The pervasiveness of corporate corruption and the difficulties to convict top corporate executives for the perpetration of such a criminal phenomenon is strictly connected with the very nature of corruption and its inherent connection with power.
As Lord Acton stated in the distant 1887: “Power tends to corrupt and absolute power corrupts absolutely.” This is particularly true in relation to corporate and political corruption. If one simply considers that, in 2016, a single multinational enterprise like Walmart had yearly revenues (i.e., $ 482 Billion) that were greater than the Gross Domestic Product of Poland (i.e., $ 471 Billion), it easy to realize how corporate wealth and power can generate large-scale corrupt practices. We have experienced how corporate corruption can exert devastating effects on the social texture of a country and on its environment. For example, just think about the dramatic social and environmental damages caused by decades of corrupt practices perpetrated by oil companies in Nigeria.
At the same time, the fact that such a criminal phenomenon affects mainly the dominant class of a country explains why for ages it was de facto tolerated without a serious political will to fight against it, sanction the perpetrators and implement effective regulatory countermeasures. It was not until the 1990s that the fight against corruption was included in the political agenda all over the globe as an involuntary effect of the global economy where only the fittest survive and that requires business operations to be carried out honestly and transparently to avoid unfair competition between the various multinational enterprises.

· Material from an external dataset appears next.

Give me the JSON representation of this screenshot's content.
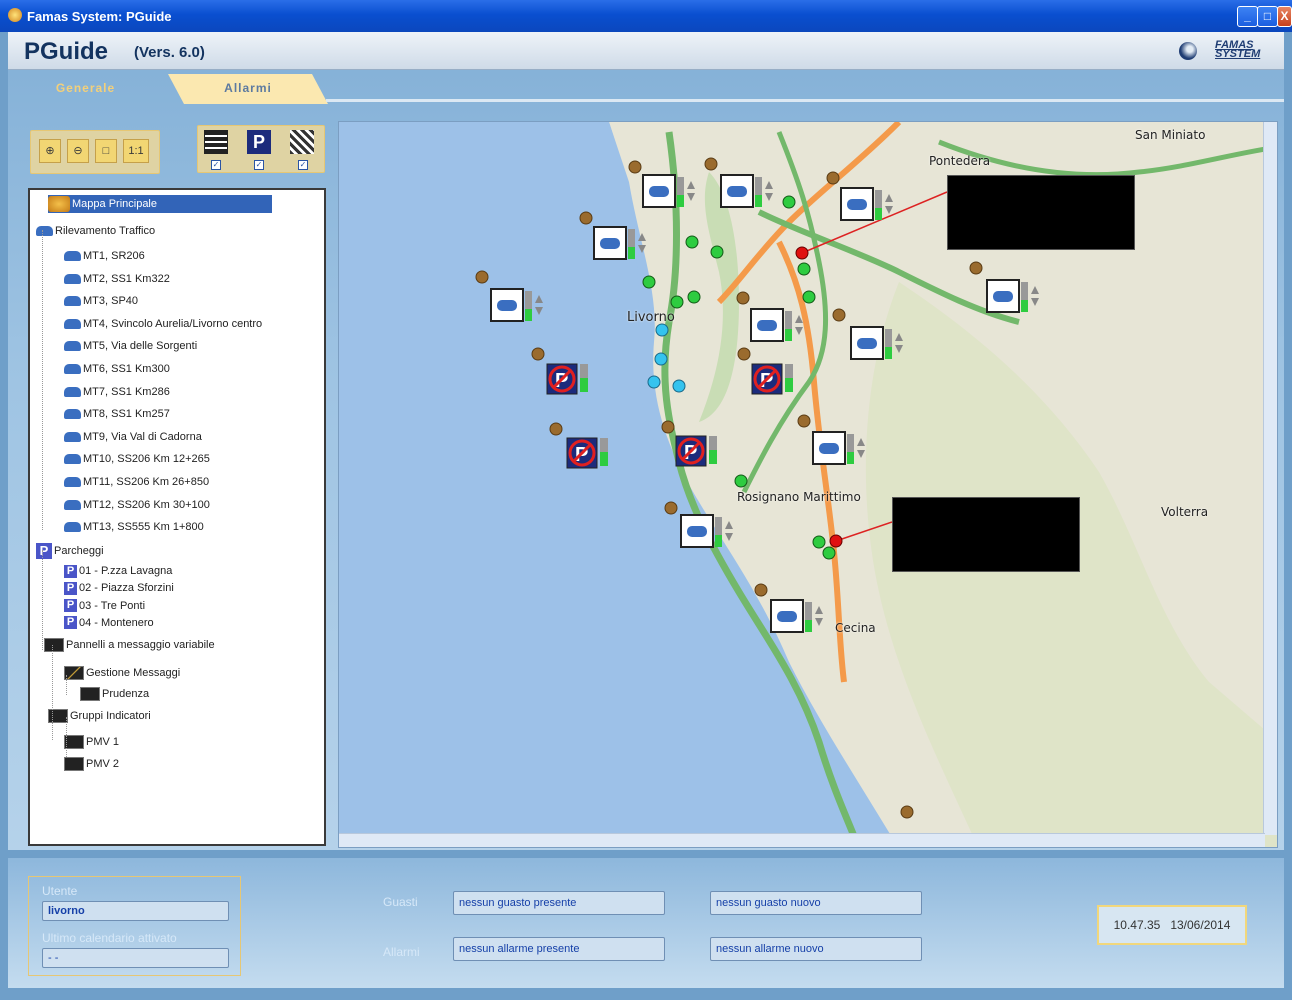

Finally, we cannot underestimate that the consolidation of power and wealth in the hands of huge corporations not only allows them to lobby effectively with the aim of watering down the adoption of domestic regulations that can effectively fight against economic crime (see, for example, how in the United States the energy companies let the Congress nullify the transparency rules adopted under the Dodd-Frank Act of 2010) but also give the top executives the possibility to recruit the best lawyers and accountants to take advantage of any loophole present in our criminal justice systems.

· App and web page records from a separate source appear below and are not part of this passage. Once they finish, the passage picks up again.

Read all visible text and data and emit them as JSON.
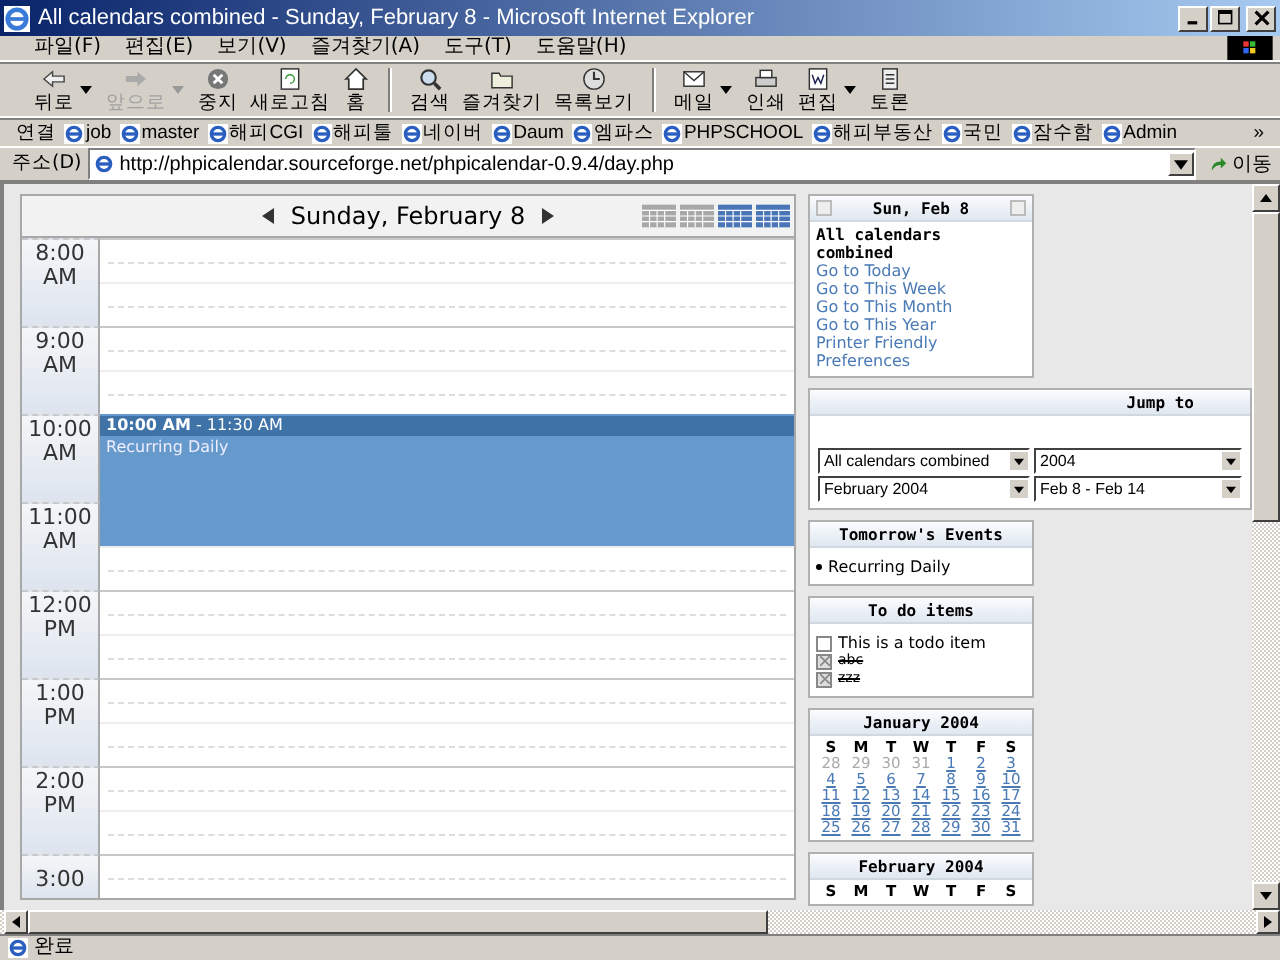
{
  "window": {
    "title": "All calendars combined - Sunday, February 8 - Microsoft Internet Explorer"
  },
  "menu": [
    "파일(F)",
    "편집(E)",
    "보기(V)",
    "즐겨찾기(A)",
    "도구(T)",
    "도움말(H)"
  ],
  "toolbar": [
    {
      "label": "뒤로",
      "kind": "back",
      "dropdown": true,
      "disabled": false
    },
    {
      "label": "앞으로",
      "kind": "forward",
      "dropdown": true,
      "disabled": true
    },
    {
      "label": "중지",
      "kind": "stop",
      "dropdown": false,
      "disabled": false
    },
    {
      "label": "새로고침",
      "kind": "refresh",
      "dropdown": false,
      "disabled": false
    },
    {
      "label": "홈",
      "kind": "home",
      "dropdown": false,
      "disabled": false
    },
    {
      "label": "검색",
      "kind": "search",
      "dropdown": false,
      "disabled": false
    },
    {
      "label": "즐겨찾기",
      "kind": "favorites",
      "dropdown": false,
      "disabled": false
    },
    {
      "label": "목록보기",
      "kind": "history",
      "dropdown": false,
      "disabled": false
    },
    {
      "label": "메일",
      "kind": "mail",
      "dropdown": true,
      "disabled": false
    },
    {
      "label": "인쇄",
      "kind": "print",
      "dropdown": false,
      "disabled": false
    },
    {
      "label": "편집",
      "kind": "edit",
      "dropdown": true,
      "disabled": false
    },
    {
      "label": "토론",
      "kind": "discuss",
      "dropdown": false,
      "disabled": false
    }
  ],
  "links": {
    "label": "연결",
    "items": [
      "job",
      "master",
      "해피CGI",
      "해피툴",
      "네이버",
      "Daum",
      "엠파스",
      "PHPSCHOOL",
      "해피부동산",
      "국민",
      "잠수함",
      "Admin"
    ],
    "more": "»"
  },
  "address": {
    "label": "주소(D)",
    "url": "http://phpicalendar.sourceforge.net/phpicalendar-0.9.4/day.php",
    "go": "이동"
  },
  "day_view": {
    "title": "Sunday, February 8",
    "hours": [
      {
        "time": "8:00",
        "period": "AM",
        "half_hours": [
          {
            "booked": false
          },
          {
            "booked": false
          }
        ]
      },
      {
        "time": "9:00",
        "period": "AM",
        "half_hours": [
          {
            "booked": false
          },
          {
            "booked": false
          }
        ]
      },
      {
        "time": "10:00",
        "period": "AM",
        "half_hours": [
          {
            "booked": true
          },
          {
            "booked": true
          }
        ]
      },
      {
        "time": "11:00",
        "period": "AM",
        "half_hours": [
          {
            "booked": true
          },
          {
            "booked": false
          }
        ]
      },
      {
        "time": "12:00",
        "period": "PM",
        "half_hours": [
          {
            "booked": false
          },
          {
            "booked": false
          }
        ]
      },
      {
        "time": "1:00",
        "period": "PM",
        "half_hours": [
          {
            "booked": false
          },
          {
            "booked": false
          }
        ]
      },
      {
        "time": "2:00",
        "period": "PM",
        "half_hours": [
          {
            "booked": false
          },
          {
            "booked": false
          }
        ]
      },
      {
        "time": "3:00",
        "half_hours": [
          {
            "booked": false
          }
        ]
      }
    ],
    "event": {
      "time": "**10:00 AM** - 11:30 AM",
      "title": "Recurring Daily"
    }
  },
  "sidebar": {
    "today": {
      "title": "Sun, Feb 8",
      "calendar": "All calendars combined",
      "links": [
        "Go to Today",
        "Go to This Week",
        "Go to This Month",
        "Go to This Year",
        "Printer Friendly",
        "Preferences"
      ]
    },
    "jump_to": {
      "title": "Jump to",
      "selects": [
        "All calendars combined",
        "2004",
        "February 2004",
        "Feb 8 - Feb 14"
      ]
    },
    "tomorrow": {
      "title": "Tomorrow's Events",
      "items": [
        "Recurring Daily"
      ]
    },
    "todo": {
      "title": "To do items",
      "items": [
        {
          "text": "This is a todo item",
          "done": false
        },
        {
          "text": "abc",
          "done": true
        },
        {
          "text": "zzz",
          "done": true
        }
      ]
    },
    "months": [
      {
        "title": "January 2004",
        "weekdays": [
          "S",
          "M",
          "T",
          "W",
          "T",
          "F",
          "S"
        ],
        "days": [
          {
            "day": "28",
            "other_month": true
          },
          {
            "day": "29",
            "other_month": true
          },
          {
            "day": "30",
            "other_month": true
          },
          {
            "day": "31",
            "other_month": true
          },
          {
            "day": "1",
            "other_month": false
          },
          {
            "day": "2",
            "other_month": false
          },
          {
            "day": "3",
            "other_month": false
          },
          {
            "day": "4",
            "other_month": false
          },
          {
            "day": "5",
            "other_month": false
          },
          {
            "day": "6",
            "other_month": false
          },
          {
            "day": "7",
            "other_month": false
          },
          {
            "day": "8",
            "other_month": false
          },
          {
            "day": "9",
            "other_month": false
          },
          {
            "day": "10",
            "other_month": false
          },
          {
            "day": "11",
            "other_month": false
          },
          {
            "day": "12",
            "other_month": false
          },
          {
            "day": "13",
            "other_month": false
          },
          {
            "day": "14",
            "other_month": false
          },
          {
            "day": "15",
            "other_month": false
          },
          {
            "day": "16",
            "other_month": false
          },
          {
            "day": "17",
            "other_month": false
          },
          {
            "day": "18",
            "other_month": false
          },
          {
            "day": "19",
            "other_month": false
          },
          {
            "day": "20",
            "other_month": false
          },
          {
            "day": "21",
            "other_month": false
          },
          {
            "day": "22",
            "other_month": false
          },
          {
            "day": "23",
            "other_month": false
          },
          {
            "day": "24",
            "other_month": false
          },
          {
            "day": "25",
            "other_month": false
          },
          {
            "day": "26",
            "other_month": false
          },
          {
            "day": "27",
            "other_month": false
          },
          {
            "day": "28",
            "other_month": false
          },
          {
            "day": "29",
            "other_month": false
          },
          {
            "day": "30",
            "other_month": false
          },
          {
            "day": "31",
            "other_month": false
          }
        ]
      },
      {
        "title": "February 2004",
        "weekdays": [
          "S",
          "M",
          "T",
          "W",
          "T",
          "F",
          "S"
        ]
      }
    ]
  },
  "status_bar": {
    "text": "완료"
  }
}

Question 3: Look at this case, could this be bad for the Samsung brand and business?
If multinational enterprises were operating in a perfect market with hundreds of players all competing fairly against each other, a scandal like this would have had profound effects on the company’s business operations.
Unfortunately, this is not the case. Powerful multinational corporations like Samsung operate in a regime of oligopoly that will allow them to survive. Such a situation, which has been also defined as alliance capitalism, occurs where a network of enterprises replace cartels but exert the same regulatory function of competition. On these occasions, after a major scandal, the firms’ share value commonly falls but then recovers after a relatively short period of time. This happened for example in relation to the Volkswagen’s emission scandal. This is one of the major issues we currently face with corporate misconducts.
For years we have thought that the market would be able to regulate itself and we adopted a laissez-faire approach. But now, especially after the financial crisis of 2008, it is clear that this approach is absolutely untenable. We definitely need more governmental intervention, stricter rules on corruption and substantive investments in corporate social responsibility measures.
Finally, I would like to highlight that corporate corruption represents a particularly burning issue in South Korea because of the very corporate structure that characterizes Korean enterprises. Korean corporations are known as “chaebols” which are family run conglomerates structured in an extremely hierarchical way which fosters unswerving loyalty and passive acceptance of corporate misconduct. The consolidation of wealth and power among a small number of families is often criticized because it can facilitate the perpetration of corrupt practices. What we should hope is that scandals like that will lead to a reform of such an archaic corporate system.